→ **Required work**
Retype the entries below exactly, dropping the images.

(Recorded data)
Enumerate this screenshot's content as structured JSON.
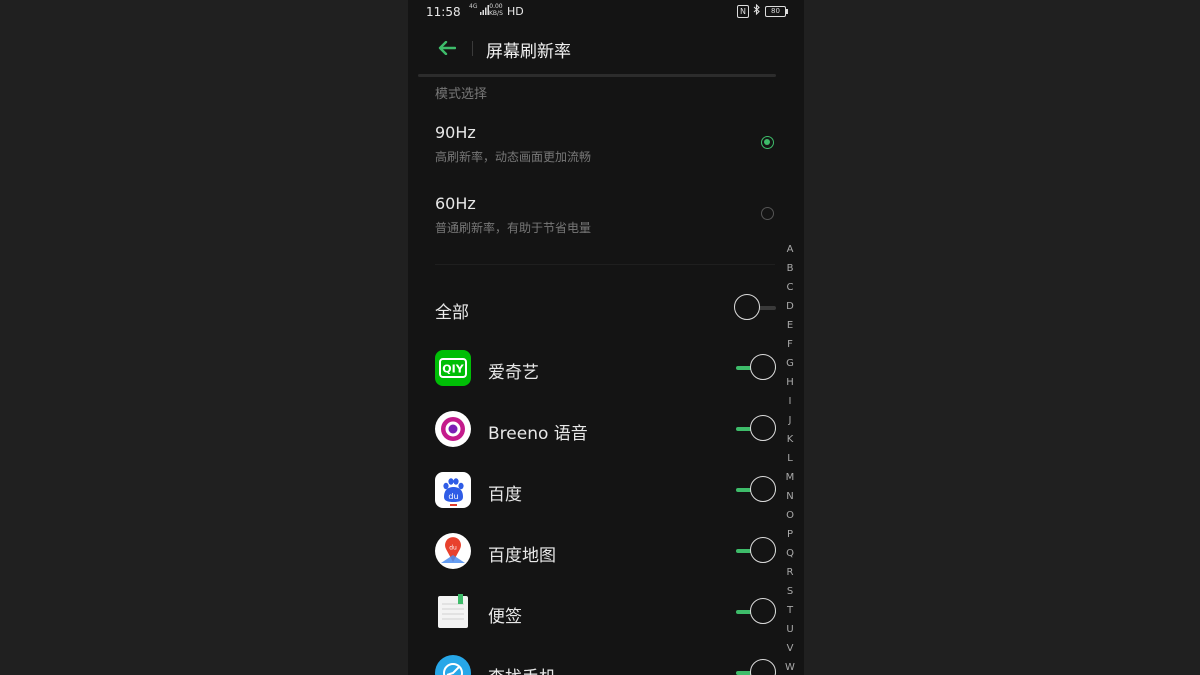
{
  "status_bar": {
    "time": "11:58",
    "network": "4G",
    "speed_value": "0.00",
    "speed_unit": "KB/S",
    "hd": "HD",
    "nfc": "N",
    "battery": "80"
  },
  "header": {
    "title": "屏幕刷新率"
  },
  "mode_section": {
    "label": "模式选择",
    "options": [
      {
        "title": "90Hz",
        "desc": "高刷新率，动态画面更加流畅",
        "selected": true
      },
      {
        "title": "60Hz",
        "desc": "普通刷新率，有助于节省电量",
        "selected": false
      }
    ]
  },
  "all_row": {
    "label": "全部",
    "on": false
  },
  "apps": [
    {
      "label": "爱奇艺",
      "icon": "iqiyi-icon",
      "on": true
    },
    {
      "label": "Breeno 语音",
      "icon": "breeno-icon",
      "on": true
    },
    {
      "label": "百度",
      "icon": "baidu-icon",
      "on": true
    },
    {
      "label": "百度地图",
      "icon": "baidu-map-icon",
      "on": true
    },
    {
      "label": "便签",
      "icon": "notes-icon",
      "on": true
    },
    {
      "label": "查找手机",
      "icon": "find-phone-icon",
      "on": true
    }
  ],
  "alpha_index": [
    "A",
    "B",
    "C",
    "D",
    "E",
    "F",
    "G",
    "H",
    "I",
    "J",
    "K",
    "L",
    "M",
    "N",
    "O",
    "P",
    "Q",
    "R",
    "S",
    "T",
    "U",
    "V",
    "W"
  ],
  "colors": {
    "accent": "#3ebc6a",
    "background": "#141414",
    "outer_background": "#202020"
  }
}
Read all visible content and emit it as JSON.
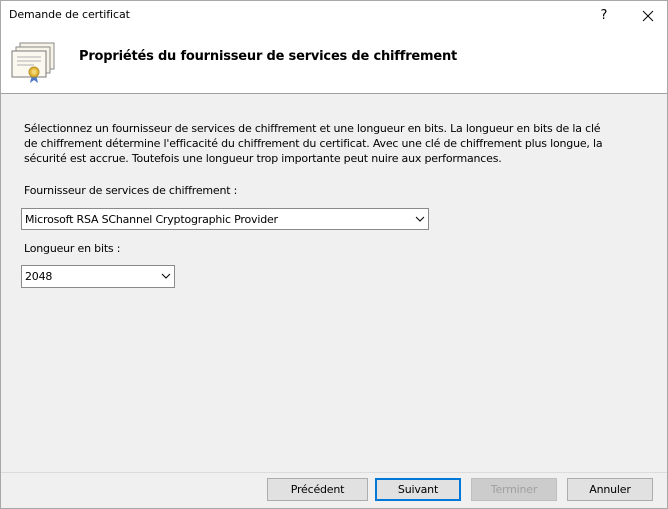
{
  "window": {
    "title": "Demande de certificat",
    "help_label": "?"
  },
  "header": {
    "icon": "certificates-icon",
    "title": "Propriétés du fournisseur de services de chiffrement"
  },
  "content": {
    "description": "Sélectionnez un fournisseur de services de chiffrement et une longueur en bits. La longueur en bits de la clé de chiffrement détermine l'efficacité du chiffrement du certificat. Avec une clé de chiffrement plus longue, la sécurité est accrue. Toutefois une longueur trop importante peut nuire aux performances.",
    "provider_label": "Fournisseur de services de chiffrement :",
    "provider_value": "Microsoft RSA SChannel Cryptographic Provider",
    "bits_label": "Longueur en bits :",
    "bits_value": "2048"
  },
  "footer": {
    "previous_label": "Précédent",
    "next_label": "Suivant",
    "finish_label": "Terminer",
    "cancel_label": "Annuler"
  },
  "colors": {
    "content_bg": "#f0f0f0",
    "accent": "#0078d7",
    "disabled_text": "#a0a0a0"
  }
}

→ **Exercise answer**
Enumerate this screenshot's content as structured JSON.
{
  "status_bar": {
    "time": "11:58",
    "network": "4G",
    "speed_value": "0.00",
    "speed_unit": "KB/S",
    "hd": "HD",
    "nfc": "N",
    "battery": "80"
  },
  "header": {
    "title": "屏幕刷新率"
  },
  "mode_section": {
    "label": "模式选择",
    "options": [
      {
        "title": "90Hz",
        "desc": "高刷新率，动态画面更加流畅",
        "selected": true
      },
      {
        "title": "60Hz",
        "desc": "普通刷新率，有助于节省电量",
        "selected": false
      }
    ]
  },
  "all_row": {
    "label": "全部",
    "on": false
  },
  "apps": [
    {
      "label": "爱奇艺",
      "icon": "iqiyi-icon",
      "on": true
    },
    {
      "label": "Breeno 语音",
      "icon": "breeno-icon",
      "on": true
    },
    {
      "label": "百度",
      "icon": "baidu-icon",
      "on": true
    },
    {
      "label": "百度地图",
      "icon": "baidu-map-icon",
      "on": true
    },
    {
      "label": "便签",
      "icon": "notes-icon",
      "on": true
    },
    {
      "label": "查找手机",
      "icon": "find-phone-icon",
      "on": true
    }
  ],
  "alpha_index": [
    "A",
    "B",
    "C",
    "D",
    "E",
    "F",
    "G",
    "H",
    "I",
    "J",
    "K",
    "L",
    "M",
    "N",
    "O",
    "P",
    "Q",
    "R",
    "S",
    "T",
    "U",
    "V",
    "W"
  ],
  "colors": {
    "accent": "#3ebc6a",
    "background": "#141414",
    "outer_background": "#202020"
  }
}
Read all visible content and emit it as JSON.
{
  "window": {
    "title": "Demande de certificat",
    "help_label": "?"
  },
  "header": {
    "icon": "certificates-icon",
    "title": "Propriétés du fournisseur de services de chiffrement"
  },
  "content": {
    "description": "Sélectionnez un fournisseur de services de chiffrement et une longueur en bits. La longueur en bits de la clé de chiffrement détermine l'efficacité du chiffrement du certificat. Avec une clé de chiffrement plus longue, la sécurité est accrue. Toutefois une longueur trop importante peut nuire aux performances.",
    "provider_label": "Fournisseur de services de chiffrement :",
    "provider_value": "Microsoft RSA SChannel Cryptographic Provider",
    "bits_label": "Longueur en bits :",
    "bits_value": "2048"
  },
  "footer": {
    "previous_label": "Précédent",
    "next_label": "Suivant",
    "finish_label": "Terminer",
    "cancel_label": "Annuler"
  },
  "colors": {
    "content_bg": "#f0f0f0",
    "accent": "#0078d7",
    "disabled_text": "#a0a0a0"
  }
}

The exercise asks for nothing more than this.